Alaska will sit at a critical crossroads when it is time to vote in this year’s primary election on the question of whether to repeal recently passed oil tax reform aimed at increasing North Slope oil production and investment for new oil.
I grew up in Ketchikan and have spent almost my whole life working in resource-related industries. I started working in fishery supply and aviation to put myself through college and much of my adult life has been spent in the state’s maritime and tourism industries in Southeast Alaska.
All resource industries require stable fiscal climates, robust infrastructure and quality transportation systems to thrive. When resource industries in Southeast Alaska are booming, local economies thrive — providing jobs and helping keep local taxes low.
There is a radio ad playing now across the state that says, in effect, that we all are in the oil industry. In Alaska, a truer statement was never made, no matter how far removed Alaskans are from the oil fields on the North Slope. We are all impacted by the industry’s success.
When the Legislature passed oil tax reform to rectify the problems with the old oil tax system, it took a strong step forward in securing the state’s long-term economic future.
The old tax system contained a provision that was punitive as it ratcheted tax rates so high it made Alaska unattractive to the oil industry to increase investment here. As a result, investment went elsewhere, while North Slope oil production continued an average 6-8 percent annual decline.
Why does it matter to Southeast Alaska that oil in our pipeline is only about one-fourth of its capacity?
Because even though it may not feel like it in Southeast, Alaska’s economy is fueled by oil production. Oil revenues to the state are based on production, and the State of Alaska gets 90 cents of every unrestricted general fund dollar it spends from oil revenues. The industry is responsible, directly or indirectly, for about one-third of all jobs and about one-half of Alaska’s entire economy according to a university study. It is the state’s biggest private economic partner.
Alaskans need a healthy, vibrant oil industry for long-term, sustainable state budgets, economic growth and to maintain the quality of life Alaskans enjoy.
Oil production decline is a serious matter for every Alaskan, and to generate more production, the state needs to attract more investment, but that was not occurring under the old tax regime. Investment increased elsewhere. In fact, among the other oil producing states in the U.S., as of 2012, all had shown increases or were flat with the previous year. Alaska was the only state to decline. Punitive taxes drove away new investment. None of that is good for Alaskans or our economy.
The good news is the new oil tax system is working. We are already seeing increased investment on the North Slope as companies position themselves to work under an improved business climate created by tax reform.
Southeast Alaska residents, in my view, would be wrong to vote to repeal the new tax reform and return the state to the old tax, which has a proven track record of failure - failure to attract increased investments, and failure to increase oil production that come along with more investment. Already, the Southeast Alaska Conference, the largest economic development membership group in Southeast, has endorsed a “No” vote on the repeal measure because of the harm passage would inflict on our state economy.

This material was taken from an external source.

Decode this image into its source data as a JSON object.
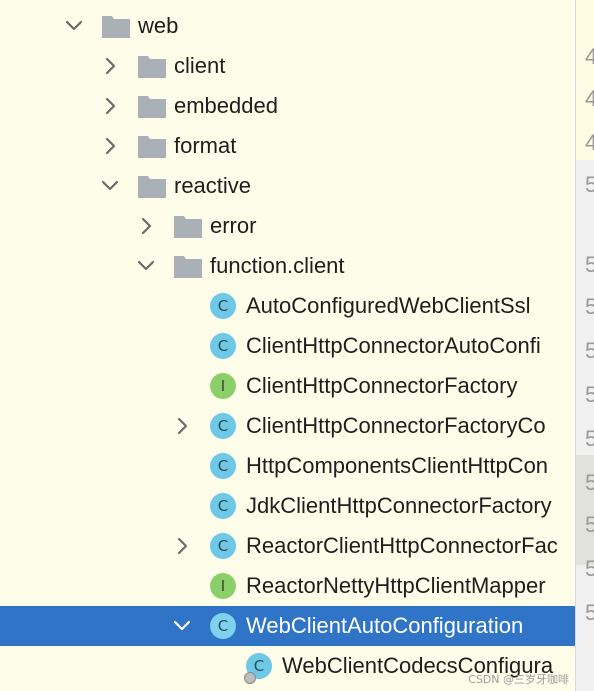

We are at the crossroads. We must take the right path for the long-term. Join me in learning more at www.foraksfuture.com and voting “no” on August 19.
• Bob Berto is a statewide co-chair of Vote No on 1 and a lifelong Southeast Alaskan who resides in Ketchikan.